▶ [Activity]: The records that follow must be printed exactly as they are.

Component data from apps and pages
::::::::::
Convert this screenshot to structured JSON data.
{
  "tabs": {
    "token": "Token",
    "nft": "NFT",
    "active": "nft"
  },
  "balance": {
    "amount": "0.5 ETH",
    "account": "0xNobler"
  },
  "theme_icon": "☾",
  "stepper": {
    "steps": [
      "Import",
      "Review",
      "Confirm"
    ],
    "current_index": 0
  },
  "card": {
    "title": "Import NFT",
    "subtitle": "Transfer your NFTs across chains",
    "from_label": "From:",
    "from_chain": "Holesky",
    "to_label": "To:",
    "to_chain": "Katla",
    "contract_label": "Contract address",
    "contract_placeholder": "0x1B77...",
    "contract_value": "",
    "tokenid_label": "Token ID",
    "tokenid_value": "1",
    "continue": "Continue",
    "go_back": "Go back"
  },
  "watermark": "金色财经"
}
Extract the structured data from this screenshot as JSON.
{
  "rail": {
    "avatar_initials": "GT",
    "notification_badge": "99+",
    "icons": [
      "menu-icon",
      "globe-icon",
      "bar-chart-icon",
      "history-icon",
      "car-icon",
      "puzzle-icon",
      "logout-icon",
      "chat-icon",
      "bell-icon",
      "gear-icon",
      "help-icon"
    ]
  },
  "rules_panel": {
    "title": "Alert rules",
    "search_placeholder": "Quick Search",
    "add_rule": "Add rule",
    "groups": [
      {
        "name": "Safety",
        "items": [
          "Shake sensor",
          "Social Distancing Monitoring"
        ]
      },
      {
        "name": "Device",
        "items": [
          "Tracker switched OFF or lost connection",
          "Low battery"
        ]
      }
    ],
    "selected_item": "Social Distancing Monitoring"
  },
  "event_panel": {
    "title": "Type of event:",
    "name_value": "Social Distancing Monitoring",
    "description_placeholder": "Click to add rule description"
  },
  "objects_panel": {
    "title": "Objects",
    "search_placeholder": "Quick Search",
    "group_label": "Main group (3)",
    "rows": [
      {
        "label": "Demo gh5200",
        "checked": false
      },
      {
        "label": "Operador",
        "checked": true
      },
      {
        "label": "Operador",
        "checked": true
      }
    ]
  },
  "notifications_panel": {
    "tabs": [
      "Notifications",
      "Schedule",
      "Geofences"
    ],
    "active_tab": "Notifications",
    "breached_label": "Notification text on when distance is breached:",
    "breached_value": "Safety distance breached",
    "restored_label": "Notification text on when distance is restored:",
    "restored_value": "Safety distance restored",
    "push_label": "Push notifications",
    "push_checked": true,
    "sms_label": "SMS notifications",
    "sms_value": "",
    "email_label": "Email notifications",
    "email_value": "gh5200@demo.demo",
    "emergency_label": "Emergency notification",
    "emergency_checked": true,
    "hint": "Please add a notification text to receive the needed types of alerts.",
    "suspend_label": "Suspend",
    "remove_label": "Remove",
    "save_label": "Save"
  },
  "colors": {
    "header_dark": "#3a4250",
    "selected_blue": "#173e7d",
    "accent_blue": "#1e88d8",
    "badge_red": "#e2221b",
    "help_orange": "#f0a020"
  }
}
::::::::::
▶ [Result]:
Convert this screenshot to structured JSON data.
{
  "tabs": {
    "token": "Token",
    "nft": "NFT",
    "active": "nft"
  },
  "balance": {
    "amount": "0.5 ETH",
    "account": "0xNobler"
  },
  "theme_icon": "☾",
  "stepper": {
    "steps": [
      "Import",
      "Review",
      "Confirm"
    ],
    "current_index": 0
  },
  "card": {
    "title": "Import NFT",
    "subtitle": "Transfer your NFTs across chains",
    "from_label": "From:",
    "from_chain": "Holesky",
    "to_label": "To:",
    "to_chain": "Katla",
    "contract_label": "Contract address",
    "contract_placeholder": "0x1B77...",
    "contract_value": "",
    "tokenid_label": "Token ID",
    "tokenid_value": "1",
    "continue": "Continue",
    "go_back": "Go back"
  },
  "watermark": "金色财经"
}
Extract the structured data from this screenshot as JSON.
{
  "rail": {
    "avatar_initials": "GT",
    "notification_badge": "99+",
    "icons": [
      "menu-icon",
      "globe-icon",
      "bar-chart-icon",
      "history-icon",
      "car-icon",
      "puzzle-icon",
      "logout-icon",
      "chat-icon",
      "bell-icon",
      "gear-icon",
      "help-icon"
    ]
  },
  "rules_panel": {
    "title": "Alert rules",
    "search_placeholder": "Quick Search",
    "add_rule": "Add rule",
    "groups": [
      {
        "name": "Safety",
        "items": [
          "Shake sensor",
          "Social Distancing Monitoring"
        ]
      },
      {
        "name": "Device",
        "items": [
          "Tracker switched OFF or lost connection",
          "Low battery"
        ]
      }
    ],
    "selected_item": "Social Distancing Monitoring"
  },
  "event_panel": {
    "title": "Type of event:",
    "name_value": "Social Distancing Monitoring",
    "description_placeholder": "Click to add rule description"
  },
  "objects_panel": {
    "title": "Objects",
    "search_placeholder": "Quick Search",
    "group_label": "Main group (3)",
    "rows": [
      {
        "label": "Demo gh5200",
        "checked": false
      },
      {
        "label": "Operador",
        "checked": true
      },
      {
        "label": "Operador",
        "checked": true
      }
    ]
  },
  "notifications_panel": {
    "tabs": [
      "Notifications",
      "Schedule",
      "Geofences"
    ],
    "active_tab": "Notifications",
    "breached_label": "Notification text on when distance is breached:",
    "breached_value": "Safety distance breached",
    "restored_label": "Notification text on when distance is restored:",
    "restored_value": "Safety distance restored",
    "push_label": "Push notifications",
    "push_checked": true,
    "sms_label": "SMS notifications",
    "sms_value": "",
    "email_label": "Email notifications",
    "email_value": "gh5200@demo.demo",
    "emergency_label": "Emergency notification",
    "emergency_checked": true,
    "hint": "Please add a notification text to receive the needed types of alerts.",
    "suspend_label": "Suspend",
    "remove_label": "Remove",
    "save_label": "Save"
  },
  "colors": {
    "header_dark": "#3a4250",
    "selected_blue": "#173e7d",
    "accent_blue": "#1e88d8",
    "badge_red": "#e2221b",
    "help_orange": "#f0a020"
  }
}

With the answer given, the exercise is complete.